• TASK TO CARRY OUT
The records appear below. Repeat them exactly.

• EXTRACTED MATERIAL
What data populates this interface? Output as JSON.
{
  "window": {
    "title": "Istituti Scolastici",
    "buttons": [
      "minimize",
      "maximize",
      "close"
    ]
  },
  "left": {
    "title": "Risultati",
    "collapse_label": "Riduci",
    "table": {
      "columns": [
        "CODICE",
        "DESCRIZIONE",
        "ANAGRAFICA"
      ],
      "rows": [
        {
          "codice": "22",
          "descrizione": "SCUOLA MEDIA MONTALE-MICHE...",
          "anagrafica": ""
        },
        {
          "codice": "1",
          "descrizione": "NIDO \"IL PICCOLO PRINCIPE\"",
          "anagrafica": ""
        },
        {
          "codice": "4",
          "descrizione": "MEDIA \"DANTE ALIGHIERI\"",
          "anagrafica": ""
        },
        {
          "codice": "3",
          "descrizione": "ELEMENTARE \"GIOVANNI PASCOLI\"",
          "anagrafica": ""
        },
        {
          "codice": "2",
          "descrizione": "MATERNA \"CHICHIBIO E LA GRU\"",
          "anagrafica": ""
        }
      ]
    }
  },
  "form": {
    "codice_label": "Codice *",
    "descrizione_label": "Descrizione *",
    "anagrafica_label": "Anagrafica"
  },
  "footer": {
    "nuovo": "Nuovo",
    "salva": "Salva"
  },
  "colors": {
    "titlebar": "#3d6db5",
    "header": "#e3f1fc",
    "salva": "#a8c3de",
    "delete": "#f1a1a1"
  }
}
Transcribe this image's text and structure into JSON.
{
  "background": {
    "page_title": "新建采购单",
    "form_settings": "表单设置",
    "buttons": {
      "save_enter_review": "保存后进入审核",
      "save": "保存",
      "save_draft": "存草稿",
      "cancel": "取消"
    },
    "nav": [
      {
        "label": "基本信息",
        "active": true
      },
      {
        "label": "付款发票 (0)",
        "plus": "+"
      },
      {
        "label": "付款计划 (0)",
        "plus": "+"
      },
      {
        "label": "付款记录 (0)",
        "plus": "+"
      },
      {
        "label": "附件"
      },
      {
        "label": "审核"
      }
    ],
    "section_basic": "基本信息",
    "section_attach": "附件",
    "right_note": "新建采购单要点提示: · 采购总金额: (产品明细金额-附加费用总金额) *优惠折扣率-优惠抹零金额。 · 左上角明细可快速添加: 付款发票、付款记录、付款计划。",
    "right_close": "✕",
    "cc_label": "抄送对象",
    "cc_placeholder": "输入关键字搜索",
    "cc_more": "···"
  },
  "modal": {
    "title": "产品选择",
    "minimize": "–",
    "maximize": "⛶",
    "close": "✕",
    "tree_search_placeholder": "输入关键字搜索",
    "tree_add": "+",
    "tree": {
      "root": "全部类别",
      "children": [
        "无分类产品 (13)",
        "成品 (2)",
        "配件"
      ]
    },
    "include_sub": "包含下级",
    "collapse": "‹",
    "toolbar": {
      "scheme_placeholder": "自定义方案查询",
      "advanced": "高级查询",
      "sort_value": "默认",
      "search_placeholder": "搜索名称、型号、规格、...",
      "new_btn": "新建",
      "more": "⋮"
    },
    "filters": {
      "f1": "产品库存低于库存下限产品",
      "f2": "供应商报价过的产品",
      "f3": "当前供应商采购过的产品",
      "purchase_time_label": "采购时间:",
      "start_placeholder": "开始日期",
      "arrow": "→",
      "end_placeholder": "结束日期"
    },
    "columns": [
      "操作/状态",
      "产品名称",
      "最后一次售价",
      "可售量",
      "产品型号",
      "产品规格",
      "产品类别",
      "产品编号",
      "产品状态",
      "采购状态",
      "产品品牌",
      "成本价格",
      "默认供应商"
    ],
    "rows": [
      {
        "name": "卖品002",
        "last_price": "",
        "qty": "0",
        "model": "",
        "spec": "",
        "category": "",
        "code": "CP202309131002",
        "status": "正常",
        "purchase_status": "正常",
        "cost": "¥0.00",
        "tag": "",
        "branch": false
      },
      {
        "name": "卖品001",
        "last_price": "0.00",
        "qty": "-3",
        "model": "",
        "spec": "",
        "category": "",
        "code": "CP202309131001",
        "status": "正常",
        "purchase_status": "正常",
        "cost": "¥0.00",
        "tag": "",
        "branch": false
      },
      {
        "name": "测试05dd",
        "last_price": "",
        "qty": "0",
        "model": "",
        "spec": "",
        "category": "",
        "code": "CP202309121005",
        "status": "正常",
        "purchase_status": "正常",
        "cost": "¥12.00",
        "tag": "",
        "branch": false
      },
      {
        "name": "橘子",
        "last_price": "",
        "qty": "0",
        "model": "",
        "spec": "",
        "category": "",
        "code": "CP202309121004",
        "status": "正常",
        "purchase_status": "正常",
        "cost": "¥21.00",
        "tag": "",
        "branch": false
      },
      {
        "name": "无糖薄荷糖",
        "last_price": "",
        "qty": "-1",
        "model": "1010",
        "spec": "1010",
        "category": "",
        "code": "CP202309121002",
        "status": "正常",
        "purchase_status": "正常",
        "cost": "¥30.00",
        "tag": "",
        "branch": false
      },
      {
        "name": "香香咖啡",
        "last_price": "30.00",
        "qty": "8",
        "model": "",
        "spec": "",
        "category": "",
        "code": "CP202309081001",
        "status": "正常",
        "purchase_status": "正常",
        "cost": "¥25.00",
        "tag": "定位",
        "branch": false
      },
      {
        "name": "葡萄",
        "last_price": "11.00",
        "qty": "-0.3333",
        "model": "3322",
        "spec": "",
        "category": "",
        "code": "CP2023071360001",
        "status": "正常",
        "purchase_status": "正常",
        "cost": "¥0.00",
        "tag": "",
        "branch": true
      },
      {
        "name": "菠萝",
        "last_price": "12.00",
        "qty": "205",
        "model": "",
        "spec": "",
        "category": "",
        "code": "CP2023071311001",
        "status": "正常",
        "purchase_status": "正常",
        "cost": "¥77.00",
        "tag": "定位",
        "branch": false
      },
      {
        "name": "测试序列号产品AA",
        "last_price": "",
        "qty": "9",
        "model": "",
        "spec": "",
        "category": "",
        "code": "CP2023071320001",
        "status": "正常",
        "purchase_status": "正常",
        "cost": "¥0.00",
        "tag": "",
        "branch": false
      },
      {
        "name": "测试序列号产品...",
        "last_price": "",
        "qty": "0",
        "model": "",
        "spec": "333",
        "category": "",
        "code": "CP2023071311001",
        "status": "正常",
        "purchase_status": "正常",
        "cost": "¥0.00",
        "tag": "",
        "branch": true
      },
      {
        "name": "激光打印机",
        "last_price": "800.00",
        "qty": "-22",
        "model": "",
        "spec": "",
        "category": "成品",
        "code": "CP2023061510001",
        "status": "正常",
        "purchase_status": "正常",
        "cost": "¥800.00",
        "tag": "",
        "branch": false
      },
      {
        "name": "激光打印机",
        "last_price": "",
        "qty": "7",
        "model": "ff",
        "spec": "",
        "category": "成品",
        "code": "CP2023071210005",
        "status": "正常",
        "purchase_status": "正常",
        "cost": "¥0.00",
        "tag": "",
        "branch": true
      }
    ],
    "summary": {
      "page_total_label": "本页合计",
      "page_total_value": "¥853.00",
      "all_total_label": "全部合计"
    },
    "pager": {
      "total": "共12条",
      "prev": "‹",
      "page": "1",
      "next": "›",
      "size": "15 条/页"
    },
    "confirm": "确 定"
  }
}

• WRITTEN RESPONSE
What data populates this interface? Output as JSON.
{
  "window": {
    "title": "Istituti Scolastici",
    "buttons": [
      "minimize",
      "maximize",
      "close"
    ]
  },
  "left": {
    "title": "Risultati",
    "collapse_label": "Riduci",
    "table": {
      "columns": [
        "CODICE",
        "DESCRIZIONE",
        "ANAGRAFICA"
      ],
      "rows": [
        {
          "codice": "22",
          "descrizione": "SCUOLA MEDIA MONTALE-MICHE...",
          "anagrafica": ""
        },
        {
          "codice": "1",
          "descrizione": "NIDO \"IL PICCOLO PRINCIPE\"",
          "anagrafica": ""
        },
        {
          "codice": "4",
          "descrizione": "MEDIA \"DANTE ALIGHIERI\"",
          "anagrafica": ""
        },
        {
          "codice": "3",
          "descrizione": "ELEMENTARE \"GIOVANNI PASCOLI\"",
          "anagrafica": ""
        },
        {
          "codice": "2",
          "descrizione": "MATERNA \"CHICHIBIO E LA GRU\"",
          "anagrafica": ""
        }
      ]
    }
  },
  "form": {
    "codice_label": "Codice *",
    "descrizione_label": "Descrizione *",
    "anagrafica_label": "Anagrafica"
  },
  "footer": {
    "nuovo": "Nuovo",
    "salva": "Salva"
  },
  "colors": {
    "titlebar": "#3d6db5",
    "header": "#e3f1fc",
    "salva": "#a8c3de",
    "delete": "#f1a1a1"
  }
}
Transcribe this image's text and structure into JSON.
{
  "background": {
    "page_title": "新建采购单",
    "form_settings": "表单设置",
    "buttons": {
      "save_enter_review": "保存后进入审核",
      "save": "保存",
      "save_draft": "存草稿",
      "cancel": "取消"
    },
    "nav": [
      {
        "label": "基本信息",
        "active": true
      },
      {
        "label": "付款发票 (0)",
        "plus": "+"
      },
      {
        "label": "付款计划 (0)",
        "plus": "+"
      },
      {
        "label": "付款记录 (0)",
        "plus": "+"
      },
      {
        "label": "附件"
      },
      {
        "label": "审核"
      }
    ],
    "section_basic": "基本信息",
    "section_attach": "附件",
    "right_note": "新建采购单要点提示: · 采购总金额: (产品明细金额-附加费用总金额) *优惠折扣率-优惠抹零金额。 · 左上角明细可快速添加: 付款发票、付款记录、付款计划。",
    "right_close": "✕",
    "cc_label": "抄送对象",
    "cc_placeholder": "输入关键字搜索",
    "cc_more": "···"
  },
  "modal": {
    "title": "产品选择",
    "minimize": "–",
    "maximize": "⛶",
    "close": "✕",
    "tree_search_placeholder": "输入关键字搜索",
    "tree_add": "+",
    "tree": {
      "root": "全部类别",
      "children": [
        "无分类产品 (13)",
        "成品 (2)",
        "配件"
      ]
    },
    "include_sub": "包含下级",
    "collapse": "‹",
    "toolbar": {
      "scheme_placeholder": "自定义方案查询",
      "advanced": "高级查询",
      "sort_value": "默认",
      "search_placeholder": "搜索名称、型号、规格、...",
      "new_btn": "新建",
      "more": "⋮"
    },
    "filters": {
      "f1": "产品库存低于库存下限产品",
      "f2": "供应商报价过的产品",
      "f3": "当前供应商采购过的产品",
      "purchase_time_label": "采购时间:",
      "start_placeholder": "开始日期",
      "arrow": "→",
      "end_placeholder": "结束日期"
    },
    "columns": [
      "操作/状态",
      "产品名称",
      "最后一次售价",
      "可售量",
      "产品型号",
      "产品规格",
      "产品类别",
      "产品编号",
      "产品状态",
      "采购状态",
      "产品品牌",
      "成本价格",
      "默认供应商"
    ],
    "rows": [
      {
        "name": "卖品002",
        "last_price": "",
        "qty": "0",
        "model": "",
        "spec": "",
        "category": "",
        "code": "CP202309131002",
        "status": "正常",
        "purchase_status": "正常",
        "cost": "¥0.00",
        "tag": "",
        "branch": false
      },
      {
        "name": "卖品001",
        "last_price": "0.00",
        "qty": "-3",
        "model": "",
        "spec": "",
        "category": "",
        "code": "CP202309131001",
        "status": "正常",
        "purchase_status": "正常",
        "cost": "¥0.00",
        "tag": "",
        "branch": false
      },
      {
        "name": "测试05dd",
        "last_price": "",
        "qty": "0",
        "model": "",
        "spec": "",
        "category": "",
        "code": "CP202309121005",
        "status": "正常",
        "purchase_status": "正常",
        "cost": "¥12.00",
        "tag": "",
        "branch": false
      },
      {
        "name": "橘子",
        "last_price": "",
        "qty": "0",
        "model": "",
        "spec": "",
        "category": "",
        "code": "CP202309121004",
        "status": "正常",
        "purchase_status": "正常",
        "cost": "¥21.00",
        "tag": "",
        "branch": false
      },
      {
        "name": "无糖薄荷糖",
        "last_price": "",
        "qty": "-1",
        "model": "1010",
        "spec": "1010",
        "category": "",
        "code": "CP202309121002",
        "status": "正常",
        "purchase_status": "正常",
        "cost": "¥30.00",
        "tag": "",
        "branch": false
      },
      {
        "name": "香香咖啡",
        "last_price": "30.00",
        "qty": "8",
        "model": "",
        "spec": "",
        "category": "",
        "code": "CP202309081001",
        "status": "正常",
        "purchase_status": "正常",
        "cost": "¥25.00",
        "tag": "定位",
        "branch": false
      },
      {
        "name": "葡萄",
        "last_price": "11.00",
        "qty": "-0.3333",
        "model": "3322",
        "spec": "",
        "category": "",
        "code": "CP2023071360001",
        "status": "正常",
        "purchase_status": "正常",
        "cost": "¥0.00",
        "tag": "",
        "branch": true
      },
      {
        "name": "菠萝",
        "last_price": "12.00",
        "qty": "205",
        "model": "",
        "spec": "",
        "category": "",
        "code": "CP2023071311001",
        "status": "正常",
        "purchase_status": "正常",
        "cost": "¥77.00",
        "tag": "定位",
        "branch": false
      },
      {
        "name": "测试序列号产品AA",
        "last_price": "",
        "qty": "9",
        "model": "",
        "spec": "",
        "category": "",
        "code": "CP2023071320001",
        "status": "正常",
        "purchase_status": "正常",
        "cost": "¥0.00",
        "tag": "",
        "branch": false
      },
      {
        "name": "测试序列号产品...",
        "last_price": "",
        "qty": "0",
        "model": "",
        "spec": "333",
        "category": "",
        "code": "CP2023071311001",
        "status": "正常",
        "purchase_status": "正常",
        "cost": "¥0.00",
        "tag": "",
        "branch": true
      },
      {
        "name": "激光打印机",
        "last_price": "800.00",
        "qty": "-22",
        "model": "",
        "spec": "",
        "category": "成品",
        "code": "CP2023061510001",
        "status": "正常",
        "purchase_status": "正常",
        "cost": "¥800.00",
        "tag": "",
        "branch": false
      },
      {
        "name": "激光打印机",
        "last_price": "",
        "qty": "7",
        "model": "ff",
        "spec": "",
        "category": "成品",
        "code": "CP2023071210005",
        "status": "正常",
        "purchase_status": "正常",
        "cost": "¥0.00",
        "tag": "",
        "branch": true
      }
    ],
    "summary": {
      "page_total_label": "本页合计",
      "page_total_value": "¥853.00",
      "all_total_label": "全部合计"
    },
    "pager": {
      "total": "共12条",
      "prev": "‹",
      "page": "1",
      "next": "›",
      "size": "15 条/页"
    },
    "confirm": "确 定"
  }
}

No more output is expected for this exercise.